● What you are asked to do
Keep every character as it is and output all of the records.

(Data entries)

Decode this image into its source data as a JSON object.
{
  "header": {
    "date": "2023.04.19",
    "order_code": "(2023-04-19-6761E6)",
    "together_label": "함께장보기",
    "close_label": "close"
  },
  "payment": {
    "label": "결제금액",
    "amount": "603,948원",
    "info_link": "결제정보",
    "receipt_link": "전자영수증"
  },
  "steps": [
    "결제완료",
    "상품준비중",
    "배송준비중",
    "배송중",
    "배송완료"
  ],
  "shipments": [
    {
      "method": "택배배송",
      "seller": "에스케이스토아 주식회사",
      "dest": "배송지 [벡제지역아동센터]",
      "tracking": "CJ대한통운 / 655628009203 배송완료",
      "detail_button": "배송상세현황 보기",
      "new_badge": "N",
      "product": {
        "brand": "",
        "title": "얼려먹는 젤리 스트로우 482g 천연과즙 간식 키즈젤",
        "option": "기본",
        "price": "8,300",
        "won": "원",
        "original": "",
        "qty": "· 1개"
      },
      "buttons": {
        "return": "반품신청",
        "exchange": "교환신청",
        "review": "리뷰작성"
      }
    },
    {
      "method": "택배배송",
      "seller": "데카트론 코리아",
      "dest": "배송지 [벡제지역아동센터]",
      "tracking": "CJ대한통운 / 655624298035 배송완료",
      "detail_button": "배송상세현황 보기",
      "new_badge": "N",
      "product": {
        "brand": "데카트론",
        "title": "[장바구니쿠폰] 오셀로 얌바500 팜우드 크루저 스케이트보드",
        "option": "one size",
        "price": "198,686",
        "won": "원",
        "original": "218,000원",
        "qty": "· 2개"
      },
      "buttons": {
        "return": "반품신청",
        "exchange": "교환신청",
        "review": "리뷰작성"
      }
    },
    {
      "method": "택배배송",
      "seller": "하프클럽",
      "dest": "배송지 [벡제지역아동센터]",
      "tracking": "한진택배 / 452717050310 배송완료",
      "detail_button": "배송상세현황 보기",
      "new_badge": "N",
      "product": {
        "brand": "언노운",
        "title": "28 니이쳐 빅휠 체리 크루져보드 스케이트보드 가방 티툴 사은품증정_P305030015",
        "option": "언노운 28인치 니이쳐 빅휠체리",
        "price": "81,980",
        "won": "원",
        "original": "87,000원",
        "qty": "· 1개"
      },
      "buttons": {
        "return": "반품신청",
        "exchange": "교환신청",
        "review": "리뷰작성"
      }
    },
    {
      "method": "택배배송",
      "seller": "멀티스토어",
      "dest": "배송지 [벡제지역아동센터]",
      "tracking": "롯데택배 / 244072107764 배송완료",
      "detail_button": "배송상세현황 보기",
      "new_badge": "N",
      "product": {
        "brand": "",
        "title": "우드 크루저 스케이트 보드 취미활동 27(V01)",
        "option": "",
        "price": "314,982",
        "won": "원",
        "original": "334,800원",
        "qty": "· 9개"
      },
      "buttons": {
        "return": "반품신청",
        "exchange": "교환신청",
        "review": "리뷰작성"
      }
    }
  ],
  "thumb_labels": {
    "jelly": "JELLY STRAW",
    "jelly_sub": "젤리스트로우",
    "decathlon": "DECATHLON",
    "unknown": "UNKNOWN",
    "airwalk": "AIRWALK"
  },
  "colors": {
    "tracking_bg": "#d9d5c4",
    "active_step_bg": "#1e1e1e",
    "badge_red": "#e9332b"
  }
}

● Reply
Decode this image into its source data as a JSON object.
{
  "header": {
    "date": "2023.04.19",
    "order_code": "(2023-04-19-6761E6)",
    "together_label": "함께장보기",
    "close_label": "close"
  },
  "payment": {
    "label": "결제금액",
    "amount": "603,948원",
    "info_link": "결제정보",
    "receipt_link": "전자영수증"
  },
  "steps": [
    "결제완료",
    "상품준비중",
    "배송준비중",
    "배송중",
    "배송완료"
  ],
  "shipments": [
    {
      "method": "택배배송",
      "seller": "에스케이스토아 주식회사",
      "dest": "배송지 [벡제지역아동센터]",
      "tracking": "CJ대한통운 / 655628009203 배송완료",
      "detail_button": "배송상세현황 보기",
      "new_badge": "N",
      "product": {
        "brand": "",
        "title": "얼려먹는 젤리 스트로우 482g 천연과즙 간식 키즈젤",
        "option": "기본",
        "price": "8,300",
        "won": "원",
        "original": "",
        "qty": "· 1개"
      },
      "buttons": {
        "return": "반품신청",
        "exchange": "교환신청",
        "review": "리뷰작성"
      }
    },
    {
      "method": "택배배송",
      "seller": "데카트론 코리아",
      "dest": "배송지 [벡제지역아동센터]",
      "tracking": "CJ대한통운 / 655624298035 배송완료",
      "detail_button": "배송상세현황 보기",
      "new_badge": "N",
      "product": {
        "brand": "데카트론",
        "title": "[장바구니쿠폰] 오셀로 얌바500 팜우드 크루저 스케이트보드",
        "option": "one size",
        "price": "198,686",
        "won": "원",
        "original": "218,000원",
        "qty": "· 2개"
      },
      "buttons": {
        "return": "반품신청",
        "exchange": "교환신청",
        "review": "리뷰작성"
      }
    },
    {
      "method": "택배배송",
      "seller": "하프클럽",
      "dest": "배송지 [벡제지역아동센터]",
      "tracking": "한진택배 / 452717050310 배송완료",
      "detail_button": "배송상세현황 보기",
      "new_badge": "N",
      "product": {
        "brand": "언노운",
        "title": "28 니이쳐 빅휠 체리 크루져보드 스케이트보드 가방 티툴 사은품증정_P305030015",
        "option": "언노운 28인치 니이쳐 빅휠체리",
        "price": "81,980",
        "won": "원",
        "original": "87,000원",
        "qty": "· 1개"
      },
      "buttons": {
        "return": "반품신청",
        "exchange": "교환신청",
        "review": "리뷰작성"
      }
    },
    {
      "method": "택배배송",
      "seller": "멀티스토어",
      "dest": "배송지 [벡제지역아동센터]",
      "tracking": "롯데택배 / 244072107764 배송완료",
      "detail_button": "배송상세현황 보기",
      "new_badge": "N",
      "product": {
        "brand": "",
        "title": "우드 크루저 스케이트 보드 취미활동 27(V01)",
        "option": "",
        "price": "314,982",
        "won": "원",
        "original": "334,800원",
        "qty": "· 9개"
      },
      "buttons": {
        "return": "반품신청",
        "exchange": "교환신청",
        "review": "리뷰작성"
      }
    }
  ],
  "thumb_labels": {
    "jelly": "JELLY STRAW",
    "jelly_sub": "젤리스트로우",
    "decathlon": "DECATHLON",
    "unknown": "UNKNOWN",
    "airwalk": "AIRWALK"
  },
  "colors": {
    "tracking_bg": "#d9d5c4",
    "active_step_bg": "#1e1e1e",
    "badge_red": "#e9332b"
  }
}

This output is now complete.